The phrase is kind of meaningless. By definition, every moment is a life changing experience. Any decision we make, along with a hundred other variables, make any moment - every moment - life changing. But you know what I'm getting at -- those moments in life that stand out as meaningful for some reason. Maybe it was something traumatic: an accident or injury, the loss of a pet or a friend or a parent -- the kind of moment that makes you question your place in the world or commit to making it better. Or maybe it was a great moment: a milestone - first day of school (bad example, sorry), meeting someone special or finding that thing that will become your life's passion. Finally, it could be what this post is about: some little event that may not have been obvious at the time, but for some reason has become part of who you are.
This is one of my little moments: hearing George Carlin for the first time.
Unlike some of those moments, I can't put an exact date on it, but I can get pretty close. It was the fall of 1980, sometime between Labor Day and Thanksgiving. I was 11 years old and deep in culture shock, having left the Nazarene school I had grown up in for the wilds of township public school. The bullying that would define a large part of my adolescence wouldn't start for another couple of years, and I was starting to make some friends. Chris had invited me and few other kids over to spend the night. Chris's house would be the setting for a number of firsts for me: my first sip of wine (didn't care for it), first time seeing Playboy magazine, and my first exposure to George Carlin. Chris's dad had an album on vinyl - I'm pretty sure it was Toledo Window Box - and we took turns listening to it. We had to listen through headphones, one a time, so his parent wouldn't hear it. We nearly got busted, anyway. We fought against the gales of tearful laughter, first from the album, then from each other as we quoted the routines back at each other all night.
I never knew anything so funny and filthy and profane could even exist. We'd all heard profanity before, so it wasn't just the forbidden language that make it so wonderful. It was the simple truth of life's absurdity being said out loud. I fell in love with George Carlin and with stand up that night. I wouldn't understand the real value of either one until years later.
There's no way I'm the first person to make this comparison, but I see comedians as the philosophers, the thinkers, of our time. We accept truths, even uncomfortable - especially uncomfortable - ones from comedians that wouldn't take from doctors or priests or parents. A good standup can hold up the mirror and make us see the ugliest in ourselves - without judgement.

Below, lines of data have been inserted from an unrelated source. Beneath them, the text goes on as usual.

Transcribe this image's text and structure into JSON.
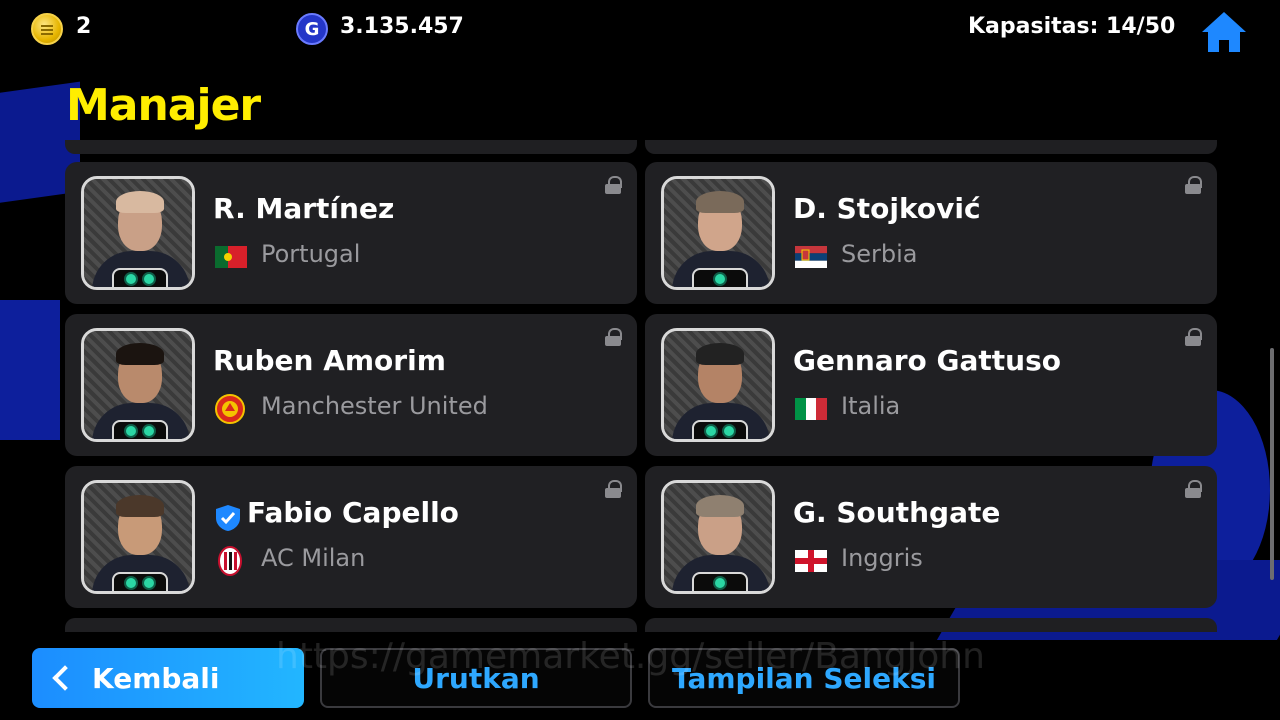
{
  "topbar": {
    "coins": "2",
    "gp": "3.135.457",
    "gp_symbol": "G",
    "capacity": "Kapasitas: 14/50",
    "coin_icon": "coin-icon",
    "gp_icon": "gp-icon",
    "home_icon": "home-icon"
  },
  "page": {
    "title": "Manajer"
  },
  "managers": [
    {
      "name": "R. Martínez",
      "country": "Portugal",
      "affiliation_type": "flag",
      "flag": "portugal-flag-icon",
      "hair": "#d8b9a0",
      "skin": "#c9a087",
      "badges": 2
    },
    {
      "name": "D. Stojković",
      "country": "Serbia",
      "affiliation_type": "flag",
      "flag": "serbia-flag-icon",
      "hair": "#7a6a5a",
      "skin": "#d0a58b",
      "badges": 1
    },
    {
      "name": "Ruben Amorim",
      "country": "Manchester United",
      "affiliation_type": "club",
      "flag": "manchester-united-crest-icon",
      "hair": "#1b1410",
      "skin": "#b98a6c",
      "badges": 2
    },
    {
      "name": "Gennaro Gattuso",
      "country": "Italia",
      "affiliation_type": "flag",
      "flag": "italy-flag-icon",
      "hair": "#222",
      "skin": "#b48366",
      "badges": 2
    },
    {
      "name": "Fabio Capello",
      "country": "AC Milan",
      "affiliation_type": "club",
      "flag": "ac-milan-crest-icon",
      "hair": "#4b382a",
      "skin": "#c89a78",
      "badges": 2,
      "verified": true
    },
    {
      "name": "G. Southgate",
      "country": "Inggris",
      "affiliation_type": "flag",
      "flag": "england-flag-icon",
      "hair": "#8f8070",
      "skin": "#caa087",
      "badges": 1
    }
  ],
  "buttons": {
    "back": "Kembali",
    "sort": "Urutkan",
    "view": "Tampilan Seleksi"
  },
  "watermark": "https://gamemarket.gg/seller/BangJohn",
  "colors": {
    "title": "#ffee00",
    "accent": "#2ea8ff",
    "card_bg": "#202023",
    "secondary_text": "#9a9a9e"
  }
}
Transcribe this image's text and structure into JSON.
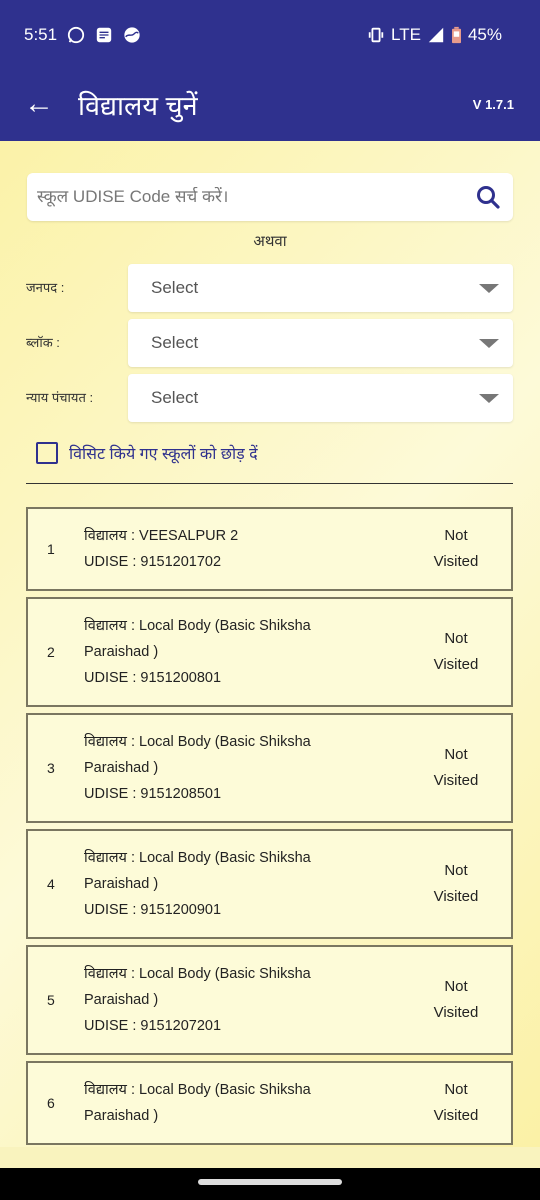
{
  "colors": {
    "appbar": "#2f318e",
    "background": "#fdf7c4",
    "card_border": "#7a7660"
  },
  "status_bar": {
    "time": "5:51",
    "network": "LTE",
    "battery": "45%",
    "icons": [
      "whatsapp-icon",
      "docs-icon",
      "weather-icon",
      "vibrate-icon",
      "signal-icon",
      "battery-low-icon"
    ]
  },
  "header": {
    "title": "विद्यालय चुनें",
    "version": "V 1.7.1"
  },
  "search": {
    "placeholder": "स्कूल UDISE Code सर्च करें।",
    "value": ""
  },
  "or_label": "अथवा",
  "filters": [
    {
      "label": "जनपद :",
      "value": "Select"
    },
    {
      "label": "ब्लॉक :",
      "value": "Select"
    },
    {
      "label": "न्याय पंचायत :",
      "value": "Select"
    }
  ],
  "skip_visited": {
    "label": "विसिट किये गए स्कूलों को छोड़ दें",
    "checked": false
  },
  "schools": [
    {
      "num": "1",
      "name": "विद्यालय : VEESALPUR 2",
      "udise": "UDISE :  9151201702",
      "status": "Not Visited"
    },
    {
      "num": "2",
      "name": "विद्यालय : Local Body (Basic Shiksha Paraishad )",
      "udise": "UDISE :  9151200801",
      "status": "Not Visited"
    },
    {
      "num": "3",
      "name": "विद्यालय : Local Body (Basic Shiksha Paraishad )",
      "udise": "UDISE :  9151208501",
      "status": "Not Visited"
    },
    {
      "num": "4",
      "name": "विद्यालय : Local Body (Basic Shiksha Paraishad )",
      "udise": "UDISE :  9151200901",
      "status": "Not Visited"
    },
    {
      "num": "5",
      "name": "विद्यालय : Local Body (Basic Shiksha Paraishad )",
      "udise": "UDISE :  9151207201",
      "status": "Not Visited"
    },
    {
      "num": "6",
      "name": "विद्यालय : Local Body (Basic Shiksha Paraishad )",
      "udise": "",
      "status": "Not Visited"
    }
  ]
}
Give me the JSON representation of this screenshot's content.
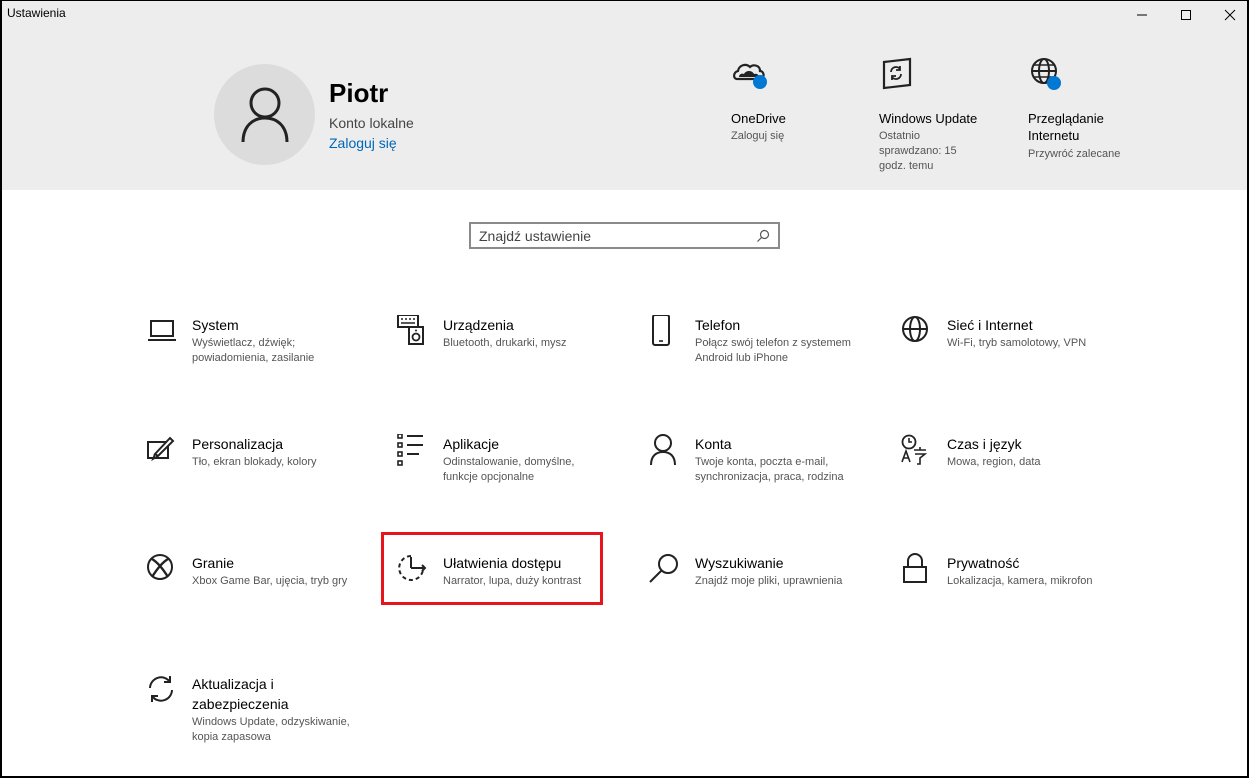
{
  "window": {
    "title": "Ustawienia"
  },
  "user": {
    "name": "Piotr",
    "account_type": "Konto lokalne",
    "sign_in_link": "Zaloguj się"
  },
  "quick_links": [
    {
      "icon": "onedrive-cloud-icon",
      "title": "OneDrive",
      "subtitle": "Zaloguj się"
    },
    {
      "icon": "windows-update-icon",
      "title": "Windows Update",
      "subtitle": "Ostatnio sprawdzano: 15 godz. temu",
      "subtitle_lines": [
        "Ostatnio",
        "sprawdzano: 15",
        "godz. temu"
      ]
    },
    {
      "icon": "globe-browsing-icon",
      "title": "Przeglądanie Internetu",
      "title_lines": [
        "Przeglądanie",
        "Internetu"
      ],
      "subtitle": "Przywróć zalecane"
    }
  ],
  "search": {
    "placeholder": "Znajdź ustawienie"
  },
  "categories": [
    {
      "icon": "laptop-icon",
      "title": "System",
      "desc": "Wyświetlacz, dźwięk; powiadomienia, zasilanie",
      "desc_lines": [
        "Wyświetlacz, dźwięk;",
        "powiadomienia, zasilanie"
      ]
    },
    {
      "icon": "devices-icon",
      "title": "Urządzenia",
      "desc": "Bluetooth, drukarki, mysz",
      "desc_lines": [
        "Bluetooth, drukarki, mysz"
      ]
    },
    {
      "icon": "phone-icon",
      "title": "Telefon",
      "desc": "Połącz swój telefon z systemem Android lub iPhone",
      "desc_lines": [
        "Połącz swój telefon z systemem",
        "Android lub iPhone"
      ]
    },
    {
      "icon": "globe-icon",
      "title": "Sieć i Internet",
      "desc": "Wi-Fi, tryb samolotowy, VPN",
      "desc_lines": [
        "Wi-Fi, tryb samolotowy, VPN"
      ]
    },
    {
      "icon": "personalization-icon",
      "title": "Personalizacja",
      "desc": "Tło, ekran blokady, kolory",
      "desc_lines": [
        "Tło, ekran blokady, kolory"
      ]
    },
    {
      "icon": "apps-list-icon",
      "title": "Aplikacje",
      "desc": "Odinstalowanie, domyślne, funkcje opcjonalne",
      "desc_lines": [
        "Odinstalowanie, domyślne,",
        "funkcje opcjonalne"
      ]
    },
    {
      "icon": "person-icon",
      "title": "Konta",
      "desc": "Twoje konta, poczta e-mail, synchronizacja, praca, rodzina",
      "desc_lines": [
        "Twoje konta, poczta e-mail,",
        "synchronizacja, praca, rodzina"
      ]
    },
    {
      "icon": "time-language-icon",
      "title": "Czas i język",
      "desc": "Mowa, region, data",
      "desc_lines": [
        "Mowa, region, data"
      ]
    },
    {
      "icon": "xbox-icon",
      "title": "Granie",
      "desc": "Xbox Game Bar, ujęcia, tryb gry",
      "desc_lines": [
        "Xbox Game Bar, ujęcia, tryb gry"
      ]
    },
    {
      "icon": "ease-of-access-icon",
      "title": "Ułatwienia dostępu",
      "desc": "Narrator, lupa, duży kontrast",
      "desc_lines": [
        "Narrator, lupa, duży kontrast"
      ]
    },
    {
      "icon": "search-icon",
      "title": "Wyszukiwanie",
      "desc": "Znajdź moje pliki, uprawnienia",
      "desc_lines": [
        "Znajdź moje pliki, uprawnienia"
      ]
    },
    {
      "icon": "lock-icon",
      "title": "Prywatność",
      "desc": "Lokalizacja, kamera, mikrofon",
      "desc_lines": [
        "Lokalizacja, kamera, mikrofon"
      ]
    },
    {
      "icon": "sync-update-icon",
      "title": "Aktualizacja i zabezpieczenia",
      "title_lines": [
        "Aktualizacja i",
        "zabezpieczenia"
      ],
      "desc": "Windows Update, odzyskiwanie, kopia zapasowa",
      "desc_lines": [
        "Windows Update, odzyskiwanie,",
        "kopia zapasowa"
      ]
    }
  ],
  "colors": {
    "accent": "#0067b8",
    "badge_blue": "#0078d4",
    "header_bg": "#ededed",
    "highlight_red": "#e8141b"
  }
}
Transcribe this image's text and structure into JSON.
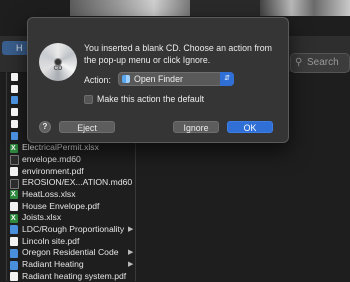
{
  "finder": {
    "path_label": "H",
    "search_placeholder": "Search",
    "files": [
      {
        "name": "",
        "icon": "blank",
        "folder": false
      },
      {
        "name": "",
        "icon": "blank",
        "folder": false
      },
      {
        "name": "",
        "icon": "blank",
        "folder": false
      },
      {
        "name": "",
        "icon": "blank",
        "folder": false
      },
      {
        "name": "",
        "icon": "blank",
        "folder": false
      },
      {
        "name": "",
        "icon": "blank",
        "folder": false
      },
      {
        "name": "ElectricalPermit.xlsx",
        "icon": "xls",
        "folder": false
      },
      {
        "name": "envelope.md60",
        "icon": "dark",
        "folder": false
      },
      {
        "name": "environment.pdf",
        "icon": "doc",
        "folder": false
      },
      {
        "name": "EROSION/EX...ATION.md60",
        "icon": "dark",
        "folder": false
      },
      {
        "name": "HeatLoss.xlsx",
        "icon": "xls",
        "folder": false
      },
      {
        "name": "House Envelope.pdf",
        "icon": "doc",
        "folder": false
      },
      {
        "name": "Joists.xlsx",
        "icon": "xls",
        "folder": false
      },
      {
        "name": "LDC/Rough Proportionality",
        "icon": "folder",
        "folder": true
      },
      {
        "name": "Lincoln site.pdf",
        "icon": "doc",
        "folder": false
      },
      {
        "name": "Oregon Residential Code",
        "icon": "folder",
        "folder": true
      },
      {
        "name": "Radiant Heating",
        "icon": "folder",
        "folder": true
      },
      {
        "name": "Radiant heating system.pdf",
        "icon": "doc",
        "folder": false
      }
    ]
  },
  "dialog": {
    "icon": "blank-cd-icon",
    "cd_label": "CD",
    "message": "You inserted a blank CD. Choose an action from the pop-up menu or click Ignore.",
    "action_label": "Action:",
    "action_value": "Open Finder",
    "default_checkbox_label": "Make this action the default",
    "default_checked": false,
    "help_label": "?",
    "eject_label": "Eject",
    "ignore_label": "Ignore",
    "ok_label": "OK"
  },
  "colors": {
    "accent": "#2f6fd6",
    "dialog_bg": "#353535",
    "window_bg": "#1e1e1e"
  }
}
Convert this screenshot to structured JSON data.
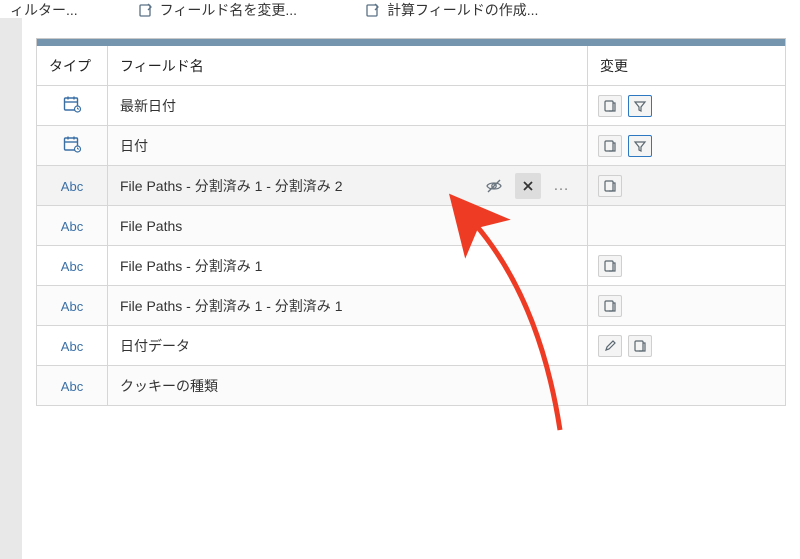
{
  "toolbar": {
    "filter_label": "ィルター...",
    "rename_label": "フィールド名を変更...",
    "calc_label": "計算フィールドの作成..."
  },
  "headers": {
    "type": "タイプ",
    "name": "フィールド名",
    "change": "変更"
  },
  "type_labels": {
    "abc": "Abc"
  },
  "rows": [
    {
      "type": "date",
      "name": "最新日付",
      "changes": [
        "group",
        "filter_active"
      ],
      "selected": false
    },
    {
      "type": "date",
      "name": "日付",
      "changes": [
        "group",
        "filter_active"
      ],
      "selected": false
    },
    {
      "type": "abc",
      "name": "File Paths - 分割済み 1 - 分割済み 2",
      "changes": [
        "group"
      ],
      "selected": true,
      "hidden": true,
      "show_delete": true,
      "show_more": true
    },
    {
      "type": "abc",
      "name": "File Paths",
      "changes": [],
      "selected": false
    },
    {
      "type": "abc",
      "name": "File Paths - 分割済み 1",
      "changes": [
        "group"
      ],
      "selected": false
    },
    {
      "type": "abc",
      "name": "File Paths - 分割済み 1 - 分割済み 1",
      "changes": [
        "group"
      ],
      "selected": false
    },
    {
      "type": "abc",
      "name": "日付データ",
      "changes": [
        "edit",
        "group"
      ],
      "selected": false
    },
    {
      "type": "abc",
      "name": "クッキーの種類",
      "changes": [],
      "selected": false
    }
  ],
  "colors": {
    "accent": "#7594ae",
    "arrow": "#ee3b24"
  }
}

Some kids, especially outcast kids, would sit in the dark and listen to music. I listened to Carlin. And Sam Kinison, Bette Midler, Billy Crystal, Robin Williams, and Andrew 'Dice' Clay. Later on came Eddie Murphy and Richard Pryor and Bill Cosby. I wore out cassettes and had to buy them again. I could, and still can, recite some bits word-for-word. I never moved on to the next step - writing more material. It was more than enough for me to just listen.
Maybe you've already heard it, maybe it's before your time - but if you can spare it, give George a few minutes, huh?